  • Robert A. Harley

    1. Department of Civil and Environmental Engineering, University of California, Berkeley, California, USA
    Search for more papers by this author

Abstract
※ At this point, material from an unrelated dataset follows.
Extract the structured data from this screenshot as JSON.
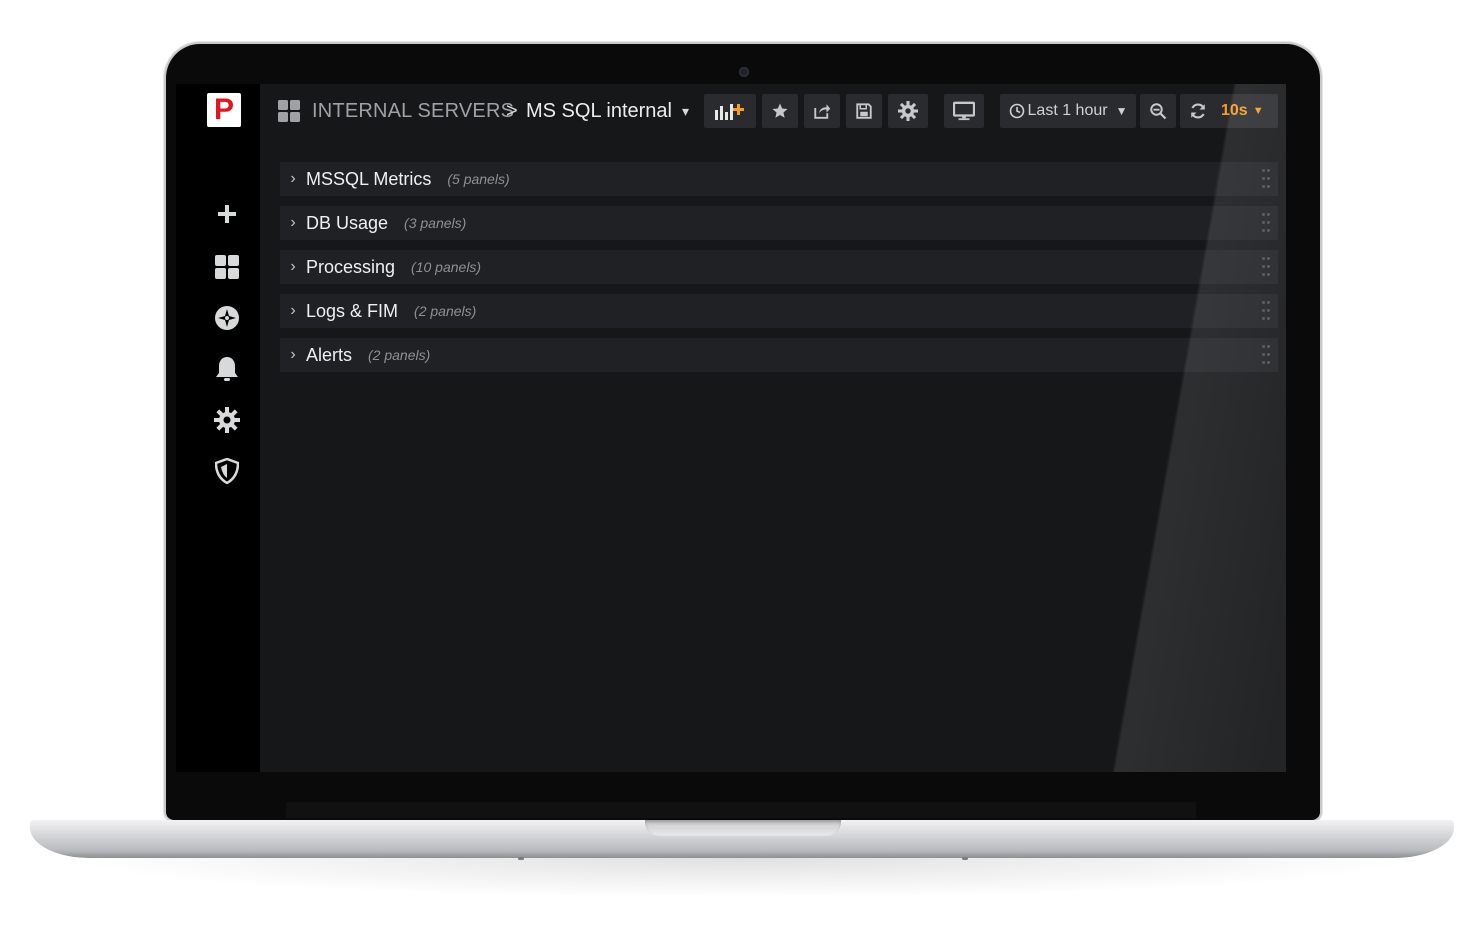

[1] Using a chemical transport model simulating ozone concentrations in central California, we evaluate the effects of variables associated with future changes in climate and ozone precursor emissions, including (1) increasing temperature; (2) increasing atmospheric water vapor; (3) increasing biogenic VOC emissions due to temperature; (4) projected decreases in anthropogenic NOx, VOC, and CO emissions in California for 2050; and (5) the influence of changing ozone, CO, and methane at the western boundary. Climatic changes expected for temperature, atmospheric water vapor, and biogenic VOC emissions each individually cause a 1–5% increase in the daily peak ozone. Projected reductions in anthropogenic emissions of 10–50% in NOx and 50–70% in VOCs and CO have the greatest single effect, reducing ozone by 8–15% in urban areas. Changes to the chemical boundary conditions lead to ozone increases of 6% in the San Francisco Bay area and along the west coast but only 1–2% inland. Simulations combining climate effects predict that ozone will increase 3–10% in various regions of California. This increase is partly offset by projected future emissions reductions, and a combined climate and emissions simulation yields ozone reductions of 3–9% in the Central Valley and almost no net change in the San Francisco Bay area. We find that different portions of the model domain have widely varying sensitivity to climate parameters. In particular, the San Francisco Bay region is more strongly influenced by temperature changes than inland regions, indicating that air quality in this region may worsen under future climate regimes.

Ancillary